Plan and lead a backpacking trek (can be one of the treks in (i) above) with at least five people for at least two days. This group can be your crew, another crew, a Boy Scout troop, or another youth group.

Plan the menu for this trek using commercially prepared backpacking foods for at least one meal.

Check for any permits needed and prepare a trip plan to be left with your family. Have an emergency contact number.

Using the map you used to chart your course, brief the crew you are leading on your trip plan.

Lead a shakedown for those you are leading.

i.

ii.

iii.

iv.

v.

vi.

(g)

Outerwear.

Learn about proper backpacking clothing for backpacking in all four seasons.

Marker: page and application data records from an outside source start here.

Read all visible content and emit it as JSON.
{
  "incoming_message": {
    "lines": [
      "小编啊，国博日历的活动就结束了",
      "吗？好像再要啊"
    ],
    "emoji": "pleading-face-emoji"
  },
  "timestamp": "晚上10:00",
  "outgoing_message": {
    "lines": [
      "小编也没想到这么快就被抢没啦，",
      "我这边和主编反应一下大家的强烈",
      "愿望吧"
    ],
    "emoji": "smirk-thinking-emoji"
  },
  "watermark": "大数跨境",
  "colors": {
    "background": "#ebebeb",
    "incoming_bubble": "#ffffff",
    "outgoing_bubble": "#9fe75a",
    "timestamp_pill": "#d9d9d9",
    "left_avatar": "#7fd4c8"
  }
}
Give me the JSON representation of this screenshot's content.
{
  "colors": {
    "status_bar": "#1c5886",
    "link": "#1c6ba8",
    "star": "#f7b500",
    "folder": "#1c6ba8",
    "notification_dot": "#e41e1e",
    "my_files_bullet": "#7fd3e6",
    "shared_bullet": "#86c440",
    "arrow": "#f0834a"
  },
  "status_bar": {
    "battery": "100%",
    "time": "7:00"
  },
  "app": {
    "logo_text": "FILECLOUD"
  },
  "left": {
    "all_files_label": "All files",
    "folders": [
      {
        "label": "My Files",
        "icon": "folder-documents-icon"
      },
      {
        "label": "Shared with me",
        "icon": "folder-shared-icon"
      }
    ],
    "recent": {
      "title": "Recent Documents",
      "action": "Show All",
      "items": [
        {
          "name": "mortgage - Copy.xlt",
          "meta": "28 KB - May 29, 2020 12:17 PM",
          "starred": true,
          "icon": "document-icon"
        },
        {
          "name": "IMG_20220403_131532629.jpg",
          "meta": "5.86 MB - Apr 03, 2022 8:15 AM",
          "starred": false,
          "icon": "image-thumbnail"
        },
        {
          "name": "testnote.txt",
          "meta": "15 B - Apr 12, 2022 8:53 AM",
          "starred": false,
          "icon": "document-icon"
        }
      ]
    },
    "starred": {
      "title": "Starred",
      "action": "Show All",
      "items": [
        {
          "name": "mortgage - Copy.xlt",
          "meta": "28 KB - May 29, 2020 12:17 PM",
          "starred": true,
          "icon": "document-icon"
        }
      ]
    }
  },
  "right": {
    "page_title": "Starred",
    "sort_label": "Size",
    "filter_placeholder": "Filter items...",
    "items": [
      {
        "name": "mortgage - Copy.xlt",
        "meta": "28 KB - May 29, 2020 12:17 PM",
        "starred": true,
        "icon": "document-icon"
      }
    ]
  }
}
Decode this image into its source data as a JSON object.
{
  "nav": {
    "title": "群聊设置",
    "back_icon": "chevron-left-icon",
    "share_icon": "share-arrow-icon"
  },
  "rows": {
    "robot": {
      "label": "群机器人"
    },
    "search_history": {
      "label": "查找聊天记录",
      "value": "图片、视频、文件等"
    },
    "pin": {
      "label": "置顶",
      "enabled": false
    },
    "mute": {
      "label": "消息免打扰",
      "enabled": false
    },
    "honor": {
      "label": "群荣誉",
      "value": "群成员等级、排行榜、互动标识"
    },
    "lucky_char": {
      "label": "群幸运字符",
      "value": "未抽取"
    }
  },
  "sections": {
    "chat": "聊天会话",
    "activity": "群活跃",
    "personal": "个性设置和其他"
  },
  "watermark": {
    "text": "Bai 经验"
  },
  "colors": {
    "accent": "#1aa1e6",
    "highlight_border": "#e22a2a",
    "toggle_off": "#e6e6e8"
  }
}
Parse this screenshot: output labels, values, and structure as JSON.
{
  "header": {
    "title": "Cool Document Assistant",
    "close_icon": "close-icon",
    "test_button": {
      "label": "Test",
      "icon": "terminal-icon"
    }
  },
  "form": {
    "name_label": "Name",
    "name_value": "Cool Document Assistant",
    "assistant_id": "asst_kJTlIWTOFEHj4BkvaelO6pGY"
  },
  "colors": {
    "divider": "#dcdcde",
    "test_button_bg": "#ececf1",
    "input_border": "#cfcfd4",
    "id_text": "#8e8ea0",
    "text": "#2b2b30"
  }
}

Learn about proper footwear, socks, and foot care.

Learn and then demonstrate at least three uses for a poncho in backpacking.

i.

ii.

iii.

(h)

Health and first aid.

i.

ii.

Learn about trail health considerations and typical backpacking injuries such as hypothermia, frostbite, heat exhaustion, heat stroke, altitude sickness, dehydration, blisters, stings and bites, and sprains and how to avoid and treat these injuries and illnesses.

Because fluid intake is so important to a backpacker, tell how to take care of your water supply on a backpacking trip. Include ways of treating water and why that is important.

(i)

Using all the knowledge you have acquired about backpacking, make a display or presentation for your crew, another crew, a Boy Scout troop, or another youth group. Include equipment and clothing selection and use, trip planning, environmental considerations, trail health and safety considerations, food selection and preparation, and backpacking physical preparation.

14.

First Aid

First-aid kit.

(a)

Build a personal first-aid kit or help build a group first-aid kit.

Know how to use everything in the kit.

Teach another person in your crew, another crew, a Cub Scout or Boy Scout unit, or other how to make and use a personal or group first aid kit.

i.

ii.

iii.